An Unkindness of Ghosts by Rivers Solomon (Akashic: New York 2017)
Reviewed by Tracy Vasquez
Rivers Solomon’s science-fiction novel An Unkindness of Ghosts is masked in a pain. The point of writing on the pain of others is to expose the reader to a point of view; in this instance, Solomon writes from the perspective of Aster, who identifies as gender fluid. Aster is searching for a consistent path in the uncertainty of the cosmos. “She craved clarity, transparency and answers.” (169) She longs for answers from her mother, who died when she was a baby; yet, a mapping of sorts leads her on a path set by her mother. Cutting out the contrivances, we see Aster through her history of loss and survival on the vessel Matilda.
The Gravity of Us by Phil Stamper (bloomsbury 2020)
Reviewed by Madeleine Nowak
If I really wanted to do Phil Stamper’s debut YA novel The Gravity of Us justice, I’d pull out my phone and video myself live walking through the streets of New York City while I shared my thoughts with you. To review the book this way would be the best homage to Cal, the wonderful narrator Stamper has crafted, a social-media-savvy, budding seventeen year-old reporter from Brooklyn who suddenly finds himself transplanted to Clear Lake, Texas when his dad is picked as an astronaut candidate for NASA’s first mission to Mars. In Clear Lake, Cal is pulled away from everything he loves from Brooklyn, but unexpectedly brought closer to Leon, the son of another astronaut and the perfect love match for Cal.
Once & Future by Amy Rose Capetta and Cori McCarthy (Little, Brown, and Co., 2019)
Reviewed by Maayan D’Antonio

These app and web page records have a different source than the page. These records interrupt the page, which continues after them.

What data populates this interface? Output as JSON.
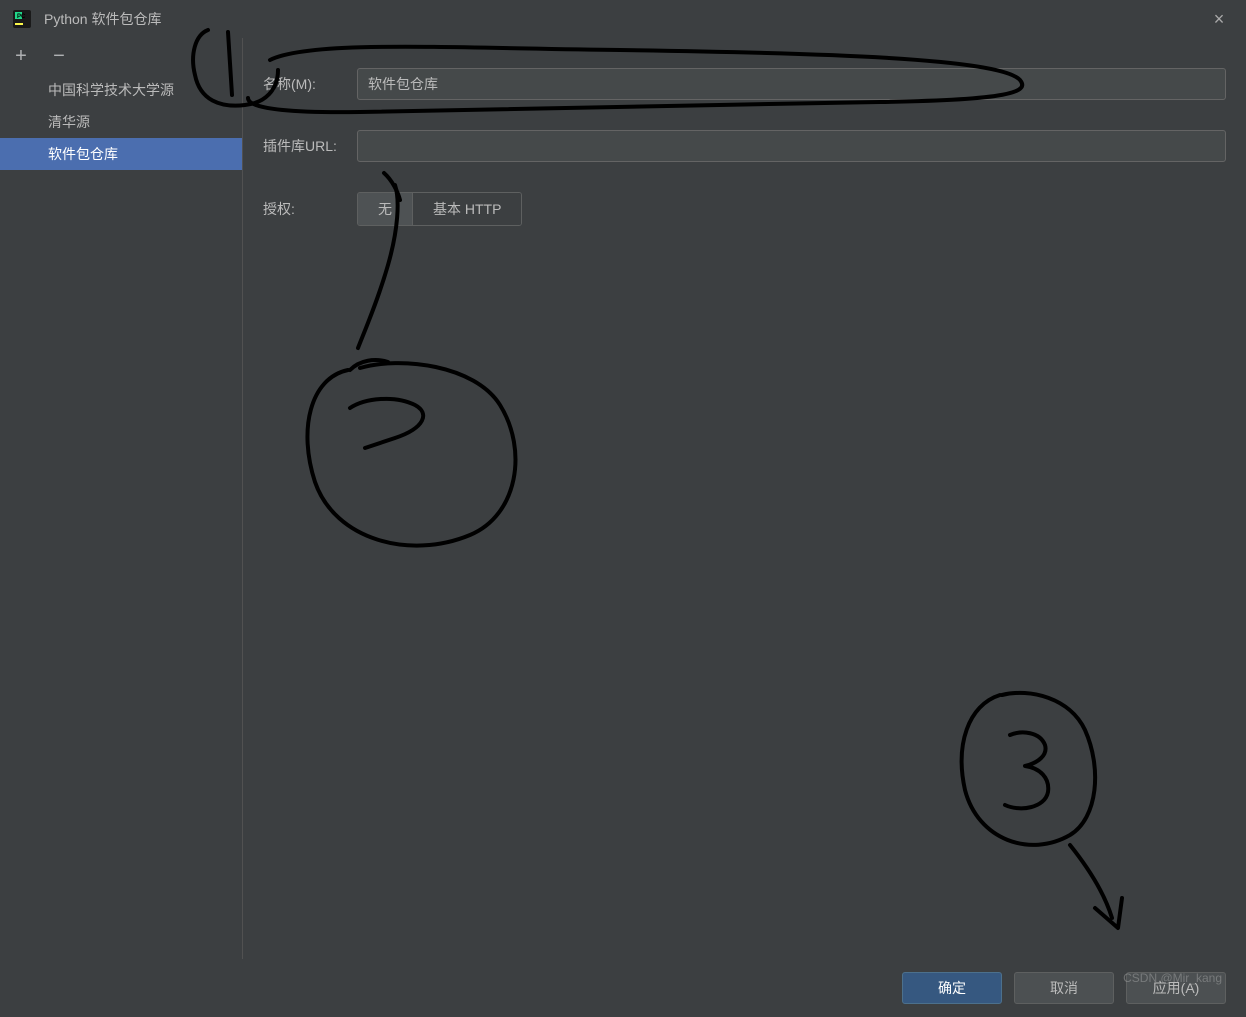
{
  "window": {
    "title": "Python 软件包仓库",
    "close": "×"
  },
  "toolbar": {
    "add": "+",
    "remove": "−"
  },
  "sidebar": {
    "items": [
      {
        "label": "中国科学技术大学源"
      },
      {
        "label": "清华源"
      },
      {
        "label": "软件包仓库"
      }
    ]
  },
  "form": {
    "name_label": "名称(M):",
    "name_value": "软件包仓库",
    "url_label": "插件库URL:",
    "url_value": "",
    "auth_label": "授权:",
    "auth_none": "无",
    "auth_basic": "基本 HTTP"
  },
  "footer": {
    "ok": "确定",
    "cancel": "取消",
    "apply": "应用(A)"
  },
  "watermark": "CSDN @Mir_kang"
}
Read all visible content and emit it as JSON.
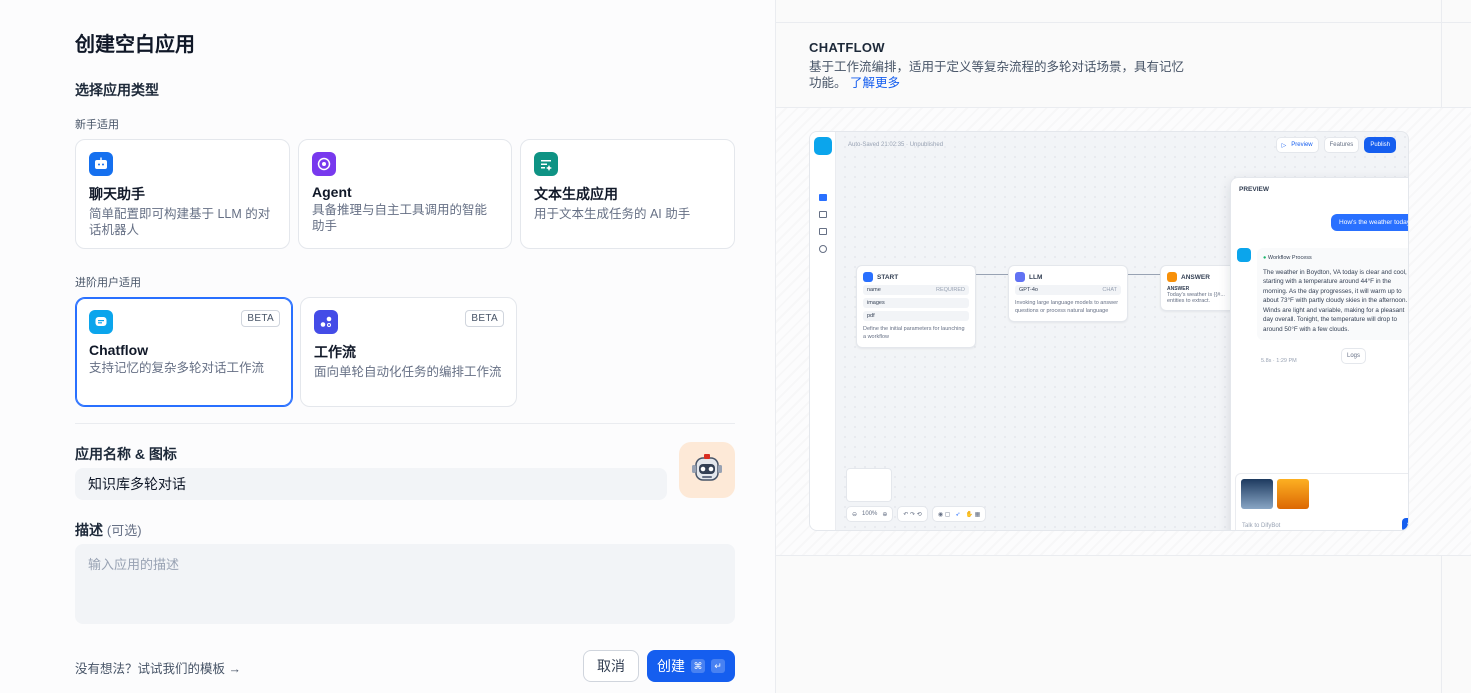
{
  "page": {
    "title": "创建空白应用",
    "section_type": "选择应用类型",
    "group_beginner": "新手适用",
    "group_advanced": "进阶用户适用"
  },
  "cards": [
    {
      "title": "聊天助手",
      "desc": "简单配置即可构建基于 LLM 的对话机器人",
      "icon": "chat-bot-icon",
      "color": "#1570ef"
    },
    {
      "title": "Agent",
      "desc": "具备推理与自主工具调用的智能助手",
      "icon": "agent-icon",
      "color": "#7839ee"
    },
    {
      "title": "文本生成应用",
      "desc": "用于文本生成任务的 AI 助手",
      "icon": "text-gen-icon",
      "color": "#0e9384"
    },
    {
      "title": "Chatflow",
      "desc": "支持记忆的复杂多轮对话工作流",
      "badge": "BETA",
      "icon": "chatflow-icon",
      "color": "#0ba5ec"
    },
    {
      "title": "工作流",
      "desc": "面向单轮自动化任务的编排工作流",
      "badge": "BETA",
      "icon": "workflow-icon",
      "color": "#444ce7"
    }
  ],
  "form": {
    "name_label": "应用名称 & 图标",
    "name_value": "知识库多轮对话",
    "desc_label": "描述",
    "desc_optional": "(可选)",
    "desc_placeholder": "输入应用的描述"
  },
  "footer": {
    "template_link": "没有想法？试试我们的模板",
    "cancel": "取消",
    "create": "创建",
    "kbd_cmd": "⌘",
    "kbd_enter": "↵"
  },
  "preview": {
    "title": "CHATFLOW",
    "desc": "基于工作流编排，适用于定义等复杂流程的多轮对话场景，具有记忆功能。",
    "learn_more": "了解更多",
    "mock": {
      "autosave": "Auto-Saved 21:02:35 · Unpublished",
      "preview_btn": "Preview",
      "features_btn": "Features",
      "publish_btn": "Publish",
      "start": {
        "title": "START",
        "vars": [
          "name",
          "images",
          "pdf"
        ],
        "required": "REQUIRED",
        "note": "Define the initial parameters for launching a workflow"
      },
      "llm": {
        "title": "LLM",
        "model": "GPT-4o",
        "mode": "CHAT",
        "note": "Invoking large language models to answer questions or process natural language"
      },
      "answer": {
        "title": "ANSWER",
        "label": "ANSWER",
        "text": "Today's weather is {{#...",
        "text2": "entities to extract."
      },
      "chat_title": "PREVIEW",
      "user_msg": "How's the weather today",
      "process": "Workflow Process",
      "bot_msg": "The weather in Boydton, VA today is clear and cool, starting with a temperature around 44°F in the morning. As the day progresses, it will warm up to about 73°F with partly cloudy skies in the afternoon. Winds are light and variable, making for a pleasant day overall. Tonight, the temperature will drop to around 50°F with a few clouds.",
      "meta": "5.8s · 1:29 PM",
      "logs": "Logs",
      "input_placeholder": "Talk to DifyBot",
      "zoom": "100%"
    }
  }
}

Ari Helix is a refugee who has no impulse control. So when she sets off alarms
she shouldn’t have on Heritage, a spaceship that belongs to the
tyrannical Mercer Company, she and her brother Kay escape from the ship and
hide on Old Earth, now a desolate planet. But when Ari pulls Excalibur from a gnarled
tree, she unknowingly sets into motion a new cycle of the King Arthur legend. A
cycle she doesn’t know has anything to do with her.
Queer literature isn’t just about representation. It’s about making room for fluidity, hybridity, experimentation, the complicated, difficult to define realities of the way we define ourselves, the ways we love, the ways we see and move through the world. This month, we celebrate LGBTQ+ authors — those we’ve covered in the past, and those we look forward to reading in the near future.
Favorites we recommend…
Take Me With You, Wherever You’re Going by Jessica Jacobs (Four Way Books, 2019)
Reviewed by Risa Denenberg
To read Jessica Jacobs’ newest poetry collection, Take Me with You, Wherever You’re Going (Four Way Books, 2019) is to start out where she began in her first collection, Pelvis with Distance (White Pine Press, 2015; winner of the New Mexico Book Award in Poetry) and left off in In Whatever Light Left to Us (Sibling Rivalry Press, 2016). Each book in this trilogy performs an aria of lesbian love and lesbian sexuality that earns its encore.
Ends of the earth by kate partridge (university of alaska press, 2017)
Reviewed by Bianca Glinskas
Walt Whitman once described a poem as, “a place to enter, and in which to feel.” While reading Kate Partridge’s Ends of the Earth, I experienced this profound sense of transportation, and emotional surrender–the escapism and vulnerability Whitman refers to. Ends of the Earth is a portal which delivers readers into a poet’s imagination: the inventive, intangible tedium of the poet’s inner-workings, which transform attempts to make sense of the world into an art.
haunt by Jody Chan (Damaged Goods Press, 2018)
Reviewed by Leonora Simonovis
“for all my mothers, by blood & by blessings”
The Descent of Monsters by JY Yang (Tor, 2018)
I have never read a book quite like JY Yang’s, The Descent of Monsters, the third novella in their silkpunk Tensorate series. I have read and loved their first two installments, I have read Victorian epistolary novels, I have imbibed mysteries, thrillers, and other assorted noir, but never something that so successfully wove all these disparate DNAs together. Continue reading
Maximum Sunlight by Meagan Day, with photographs by Hannah Klein (Wolfman Books, 2016)
“When Tonopah’s lights appear, I rejoice. I feel I’m alighting on Paris – the streetlamps and the Clown Motel’s flashing marquee bulbs seem astonishingly cosmopolitan. Tonopah is a shaggy little town, but coming in from the desert it looms large, an electric miracle in the annihilating dark.”
In college, I remember an afternoon when a professor of mine, an elegant retired ballerina with a degree in philosophy and a dancer’s walk, turned off all the lights and projected photos of cacti in Death Valley on all four walls of our conical lecture hall. The desert, she said, is a nowhere place. An in-between. It is defined not but what it contains but by what it does not. Continue reading